WATCH: Infectious Disease Expert Calls Herd Immunity Pixie Dust and Pseudo-Science
Donald Trump had some of the best medical minds there are working on his coronavirus task force. These doctors, though, were not willing to go along with the president’s talking points. So people like Anthony Fauci, Robert Redfield and Deborah Birx were essentially replaced by Dr. Scott Atlas.
Atlas, who is a neuradiologist by trade, has been less than impressive. In fact, a number of Stanford professors, where Atlas had previously worked, issued a letter denouncing him. And the radiologist’s ideas on herd immunity have been slammed by experts. On Sunday, Dr. Michael Osterholm, an infectious disease expert, called the idea pixie dust and pseudo-science.
Dr. Osterholm made the comments while speaking with MSNBC’s Chuck Todd.
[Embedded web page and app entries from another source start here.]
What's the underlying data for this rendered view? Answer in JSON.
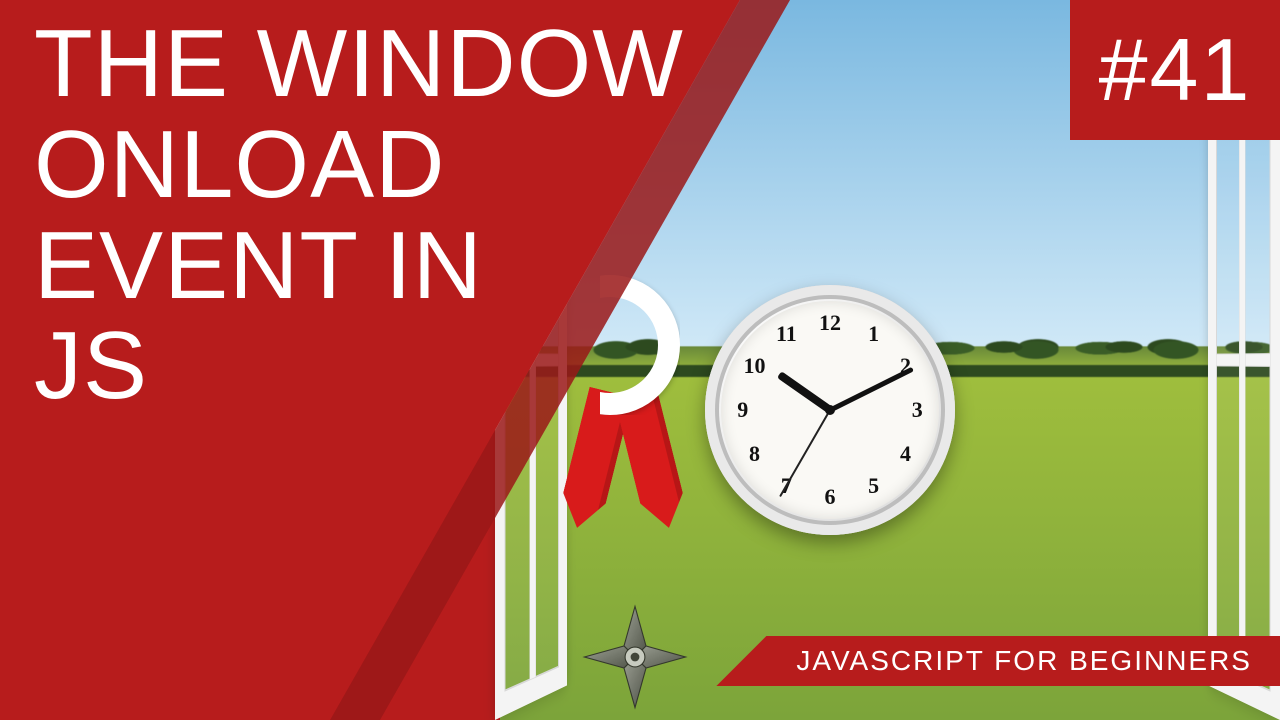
{
  "title_lines": [
    "THE WINDOW",
    "ONLOAD",
    "EVENT IN",
    "JS"
  ],
  "episode_badge": "#41",
  "series_label": "JAVASCRIPT FOR BEGINNERS",
  "clock": {
    "numerals": [
      "12",
      "1",
      "2",
      "3",
      "4",
      "5",
      "6",
      "7",
      "8",
      "9",
      "10",
      "11"
    ],
    "hour": 10,
    "minute": 10,
    "second": 35
  },
  "colors": {
    "red": "#b71c1c",
    "red_dark": "#9a1818"
  }
}
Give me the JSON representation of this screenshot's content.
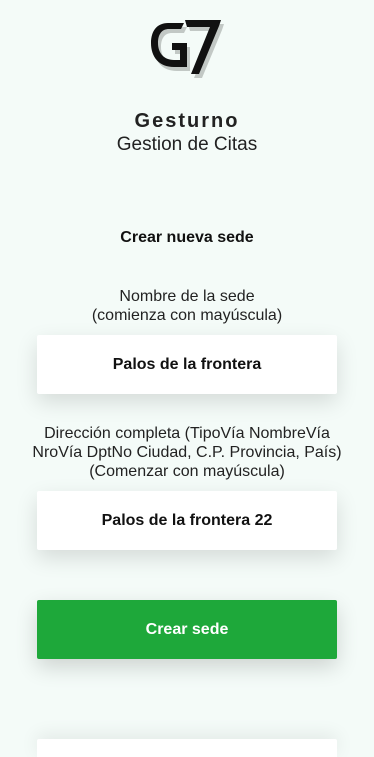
{
  "branding": {
    "logo_icon": "g7-logo-icon",
    "app_name": "Gesturno",
    "app_subtitle": "Gestion de Citas"
  },
  "form": {
    "title": "Crear nueva sede",
    "name_label_line1": "Nombre de la sede",
    "name_label_line2": "(comienza con mayúscula)",
    "name_value": "Palos de la frontera",
    "address_label": "Dirección completa (TipoVía NombreVía NroVía DptNo Ciudad, C.P. Provincia, País) (Comenzar con mayúscula)",
    "address_value": "Palos de la frontera 22",
    "submit_label": "Crear sede"
  },
  "colors": {
    "background": "#f4fbf8",
    "accent": "#1ea83a",
    "field_background": "#ffffff"
  }
}
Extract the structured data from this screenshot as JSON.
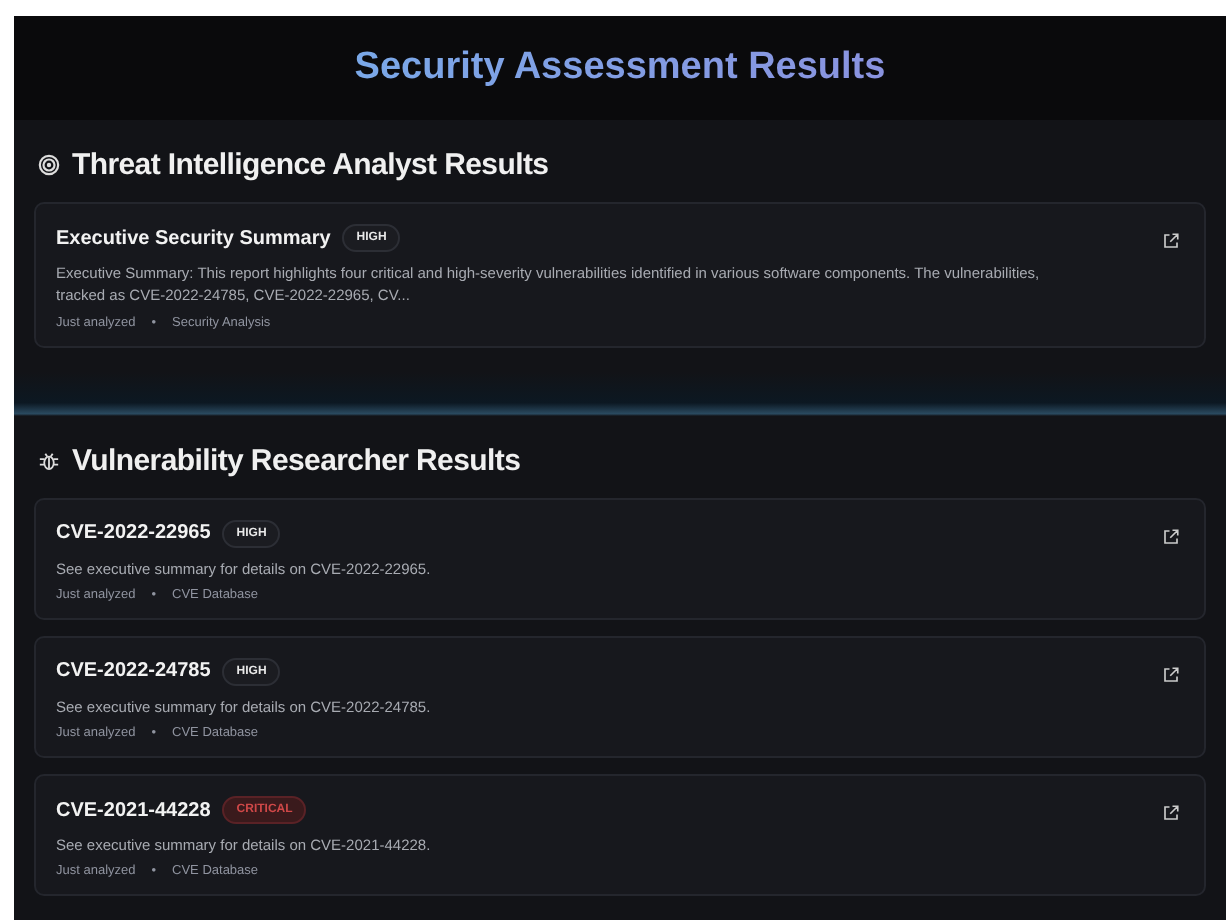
{
  "title": "Security Assessment Results",
  "sections": [
    {
      "heading": "Threat Intelligence Analyst Results",
      "kind": "target",
      "cards": [
        {
          "title": "Executive Security Summary",
          "severity": {
            "label": "HIGH",
            "kind": "high"
          },
          "description": "Executive Summary: This report highlights four critical and high-severity vulnerabilities identified in various software components. The vulnerabilities, tracked as CVE-2022-24785, CVE-2022-22965, CV...",
          "meta": {
            "time": "Just analyzed",
            "dot": "•",
            "source": "Security Analysis"
          }
        }
      ]
    },
    {
      "heading": "Vulnerability Researcher Results",
      "kind": "bug",
      "cards": [
        {
          "title": "CVE-2022-22965",
          "severity": {
            "label": "HIGH",
            "kind": "high"
          },
          "description": "See executive summary for details on CVE-2022-22965.",
          "meta": {
            "time": "Just analyzed",
            "dot": "•",
            "source": "CVE Database"
          }
        },
        {
          "title": "CVE-2022-24785",
          "severity": {
            "label": "HIGH",
            "kind": "high"
          },
          "description": "See executive summary for details on CVE-2022-24785.",
          "meta": {
            "time": "Just analyzed",
            "dot": "•",
            "source": "CVE Database"
          }
        },
        {
          "title": "CVE-2021-44228",
          "severity": {
            "label": "CRITICAL",
            "kind": "critical"
          },
          "description": "See executive summary for details on CVE-2021-44228.",
          "meta": {
            "time": "Just analyzed",
            "dot": "•",
            "source": "CVE Database"
          }
        }
      ]
    }
  ]
}
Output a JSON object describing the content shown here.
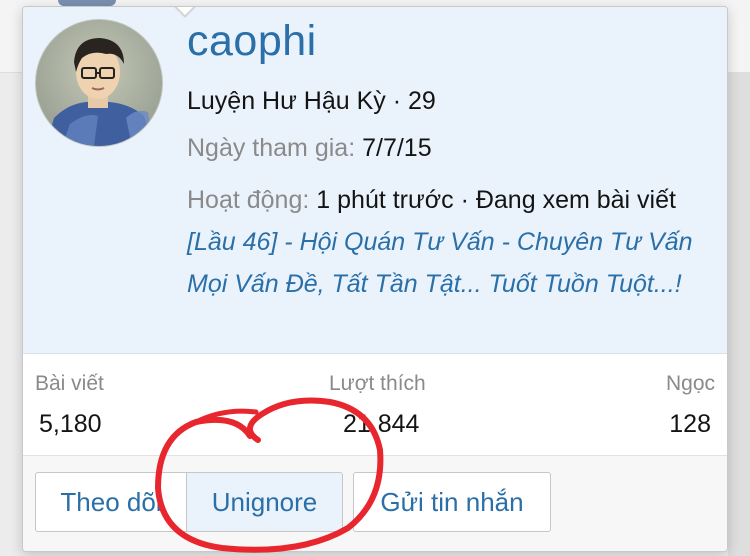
{
  "profile": {
    "username": "caophi",
    "rank": "Luyện Hư Hậu Kỳ · 29",
    "joined_label": "Ngày tham gia:",
    "joined_value": "7/7/15",
    "activity_label": "Hoạt động:",
    "activity_text": "1 phút trước · Đang xem bài viết",
    "activity_link": "[Lầu 46] - Hội Quán Tư Vấn - Chuyên Tư Vấn Mọi Vấn Đề, Tất Tần Tật... Tuốt Tuồn Tuột...!"
  },
  "stats": {
    "posts_label": "Bài viết",
    "posts_value": "5,180",
    "likes_label": "Lượt thích",
    "likes_value": "21,844",
    "gems_label": "Ngọc",
    "gems_value": "128"
  },
  "actions": {
    "follow": "Theo dõi",
    "unignore": "Unignore",
    "message": "Gửi tin nhắn"
  },
  "colors": {
    "accent": "#2a6fa8",
    "profile_bg": "#eaf3fc",
    "annotation": "#e8262e"
  }
}
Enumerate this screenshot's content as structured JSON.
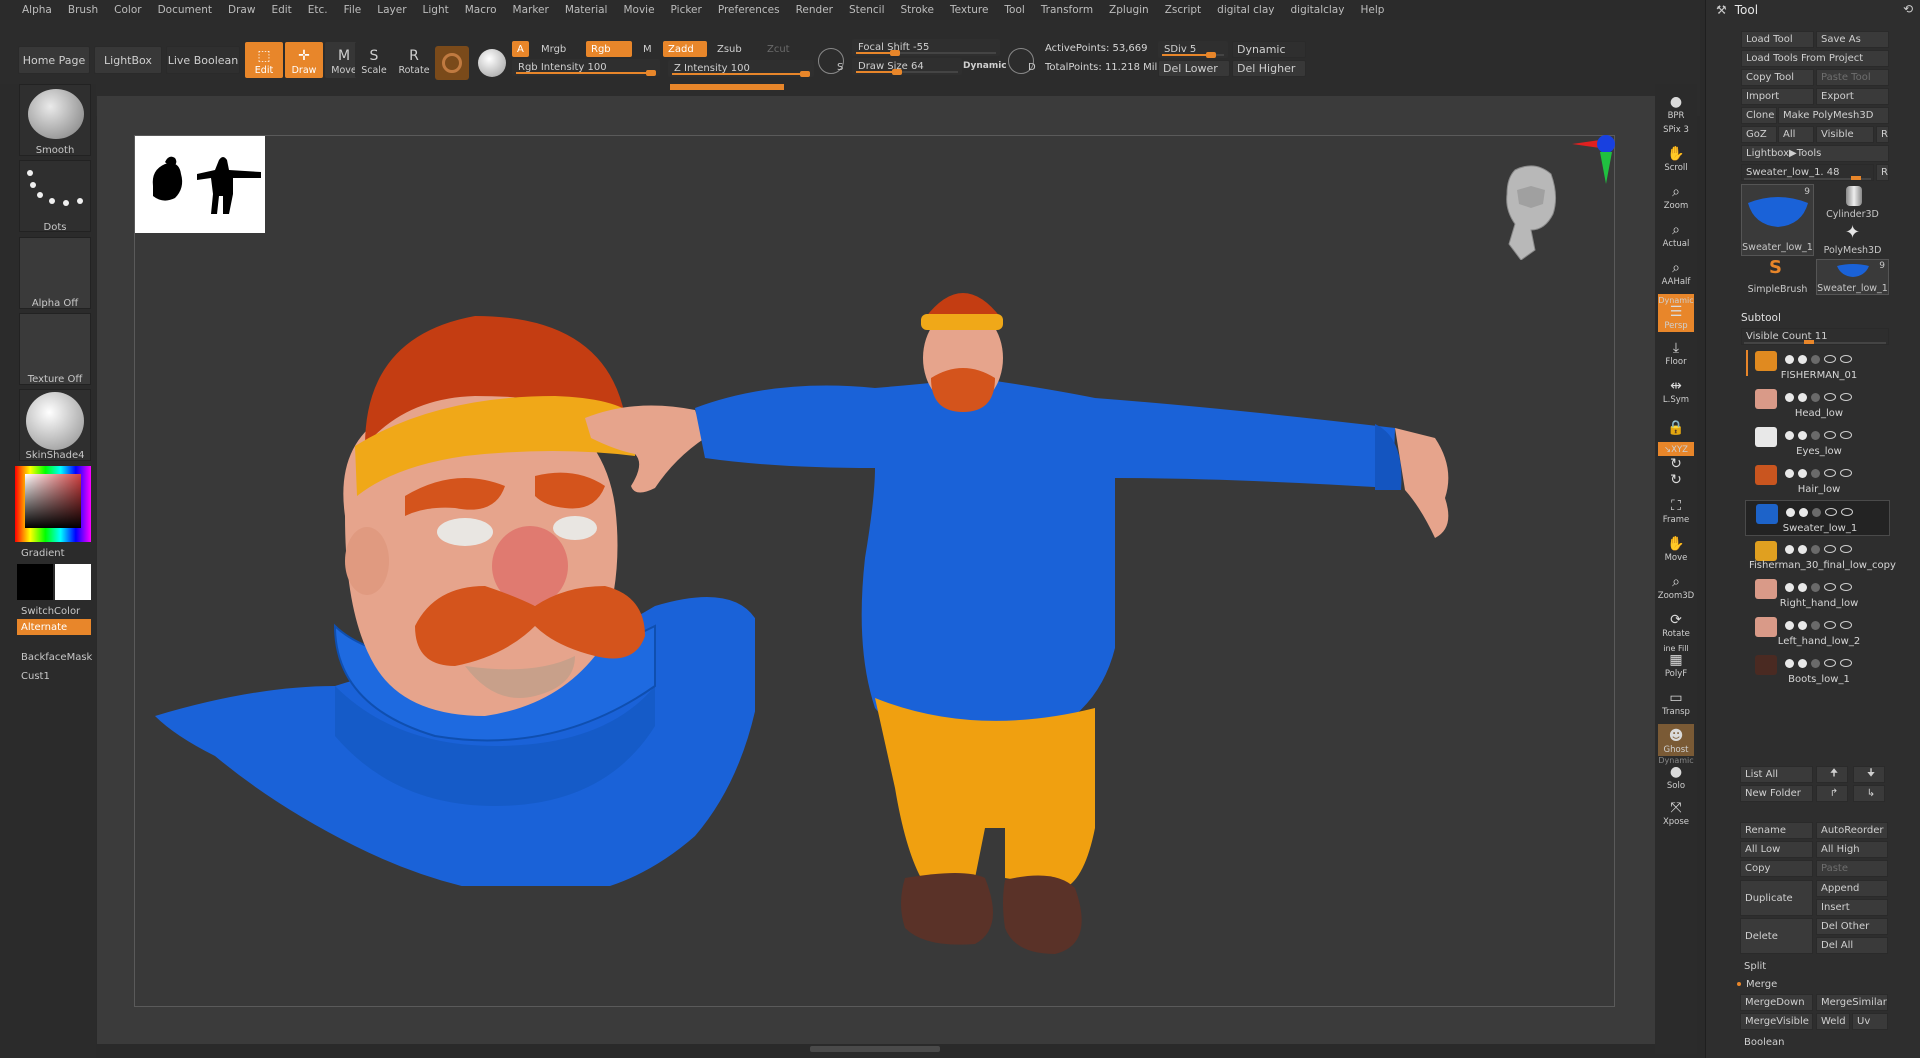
{
  "menu": [
    "Alpha",
    "Brush",
    "Color",
    "Document",
    "Draw",
    "Edit",
    "Etc.",
    "File",
    "Layer",
    "Light",
    "Macro",
    "Marker",
    "Material",
    "Movie",
    "Picker",
    "Preferences",
    "Render",
    "Stencil",
    "Stroke",
    "Texture",
    "Tool",
    "Transform",
    "Zplugin",
    "Zscript",
    "digital clay",
    "digitalclay",
    "Help"
  ],
  "top": {
    "home_page": "Home Page",
    "lightbox": "LightBox",
    "live_boolean": "Live Boolean",
    "edit": "Edit",
    "draw": "Draw",
    "move": "Move",
    "scale": "Scale",
    "rotate": "Rotate",
    "a_chip": "A",
    "mrgb": "Mrgb",
    "rgb": "Rgb",
    "m": "M",
    "zadd": "Zadd",
    "zsub": "Zsub",
    "zcut": "Zcut",
    "rgb_intensity": "Rgb Intensity 100",
    "z_intensity": "Z Intensity 100",
    "focal_shift": "Focal Shift -55",
    "draw_size": "Draw Size  64",
    "dynamic": "Dynamic",
    "active_points": "ActivePoints: 53,669",
    "total_points": "TotalPoints: 11.218 Mil",
    "sdiv": "SDiv 5",
    "dynamic2": "Dynamic",
    "del_lower": "Del Lower",
    "del_higher": "Del Higher",
    "s_label": "S",
    "d_label": "D"
  },
  "left": {
    "smooth": "Smooth",
    "dots": "Dots",
    "alpha_off": "Alpha Off",
    "texture_off": "Texture Off",
    "skinshade": "SkinShade4",
    "gradient": "Gradient",
    "switchcolor": "SwitchColor",
    "alternate": "Alternate",
    "backfacemask": "BackfaceMask",
    "cust1": "Cust1"
  },
  "rightbar": {
    "bpr": "BPR",
    "spix": "SPix 3",
    "scroll": "Scroll",
    "zoom": "Zoom",
    "actual": "Actual",
    "aahalf": "AAHalf",
    "dynamic": "Dynamic",
    "persp": "Persp",
    "floor": "Floor",
    "lsym": "L.Sym",
    "xyz": "↘XYZ",
    "frame": "Frame",
    "move": "Move",
    "zoom3d": "Zoom3D",
    "rotate": "Rotate",
    "line_fill": "ine Fill",
    "polyf": "PolyF",
    "transp": "Transp",
    "ghost": "Ghost",
    "dynamic2": "Dynamic",
    "solo": "Solo",
    "xpose": "Xpose"
  },
  "palette": {
    "title": "Tool",
    "load_tool": "Load Tool",
    "save_as": "Save As",
    "load_from_project": "Load Tools From Project",
    "copy_tool": "Copy Tool",
    "paste_tool": "Paste Tool",
    "import": "Import",
    "export": "Export",
    "clone": "Clone",
    "make_polymesh": "Make PolyMesh3D",
    "goz": "GoZ",
    "all": "All",
    "visible": "Visible",
    "r": "R",
    "lightbox_tools": "Lightbox▶Tools",
    "tool_slider": "Sweater_low_1. 48",
    "r2": "R",
    "tiles": [
      {
        "name": "Sweater_low_1",
        "count": "9"
      },
      {
        "name": "Cylinder3D",
        "count": ""
      },
      {
        "name": "PolyMesh3D",
        "count": ""
      },
      {
        "name": "SimpleBrush",
        "count": ""
      },
      {
        "name": "Sweater_low_1",
        "count": "9"
      }
    ],
    "subtool_header": "Subtool",
    "visible_count": "Visible Count 11",
    "subtools": [
      {
        "name": "FISHERMAN_01",
        "color": "#e08a20"
      },
      {
        "name": "Head_low",
        "color": "#d99a88"
      },
      {
        "name": "Eyes_low",
        "color": "#e8e8e8"
      },
      {
        "name": "Hair_low",
        "color": "#c9551f"
      },
      {
        "name": "Sweater_low_1",
        "color": "#1d63c9"
      },
      {
        "name": "Fisherman_30_final_low_copy",
        "color": "#e0a020"
      },
      {
        "name": "Right_hand_low",
        "color": "#d99a88"
      },
      {
        "name": "Left_hand_low_2",
        "color": "#d99a88"
      },
      {
        "name": "Boots_low_1",
        "color": "#4a2a22"
      }
    ],
    "list_all": "List All",
    "new_folder": "New Folder",
    "rename": "Rename",
    "autoreorder": "AutoReorder",
    "all_low": "All Low",
    "all_high": "All High",
    "copy": "Copy",
    "paste": "Paste",
    "append": "Append",
    "duplicate": "Duplicate",
    "insert": "Insert",
    "del_other": "Del Other",
    "delete": "Delete",
    "del_all": "Del All",
    "split": "Split",
    "merge": "Merge",
    "mergedown": "MergeDown",
    "mergesimilar": "MergeSimilar",
    "mergevisible": "MergeVisible",
    "weld": "Weld",
    "uv": "Uv",
    "boolean": "Boolean"
  },
  "colors": {
    "accent": "#e8862a",
    "sweater": "#1a62d8",
    "hat": "#c43d12",
    "band": "#f0a818",
    "pants": "#f0a010",
    "skin": "#e6a48c",
    "beard": "#d4541c",
    "boots": "#5a3228"
  }
}
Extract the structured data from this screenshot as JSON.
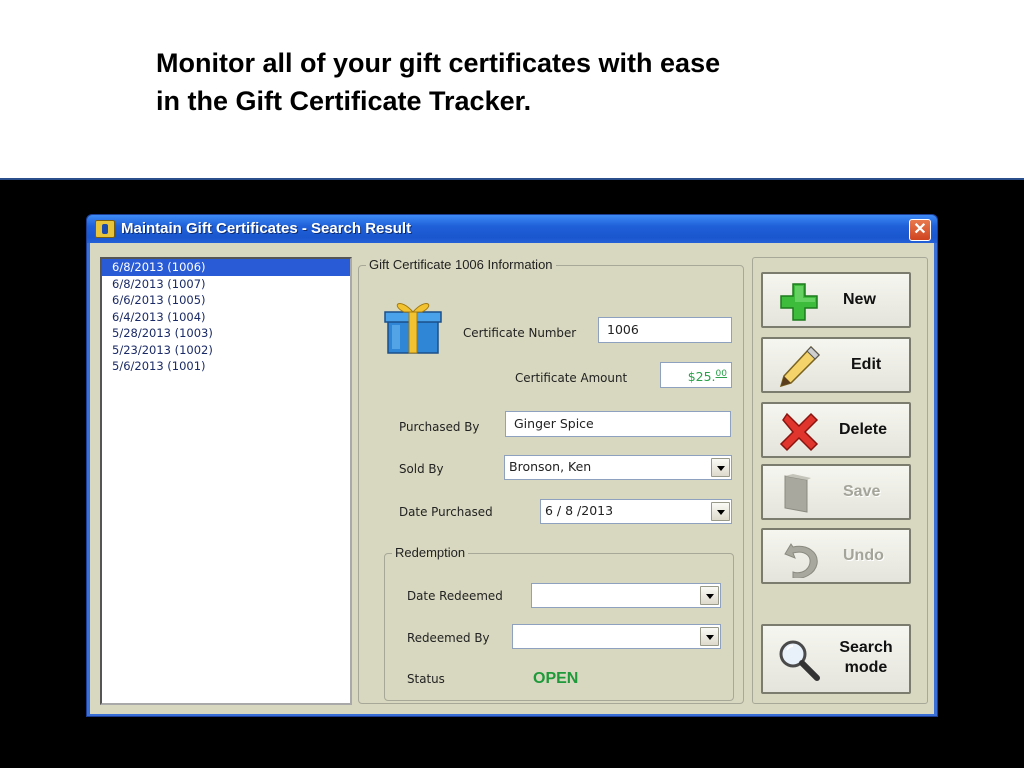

The host asked, “Is that (herd immunity) even possible without a robust vaccine?”
The doctor began, “That 20 percent number is the most amazing combination of pixie dust and pseudoscience I have ever seen. So let’s just move on. It is 50 to 70 percent at minimum.”
“Remember, when we talk about getting 50 to 70 percent protection, we’re talking you can get there with disease but if that happens, there will be a lot of deaths, a lot of serious illnesses, or we can try to get there with vaccination. And postponing the number of people get sick until we have the vaccines available. Once you get to 50 to 70 percent, that’s kind of like what you hear on the airplane and they announce we’re about to descend into LaGuardia. You still have 30 minutes of flight time. 50 to 70 percent just slows down transmission, it doesn’t stop it… Our goal is to get many people protected with vaccine and we have to tell that story.”
Watch a video of Osterholm discussing the topic below:
Dr. Michael Osterholm called @SWAtlasHoover's threshold for herd immunity "the most amazing combination of pixie dust and pseudoscience I have ever seen."
What's amazing to me, even as a non-doctor, is how this guy got through medical school without ever learning about T cells. pic.twitter.com/303Pz9qXir
— Scott Morefield (@SKMorefield) October 18, 2020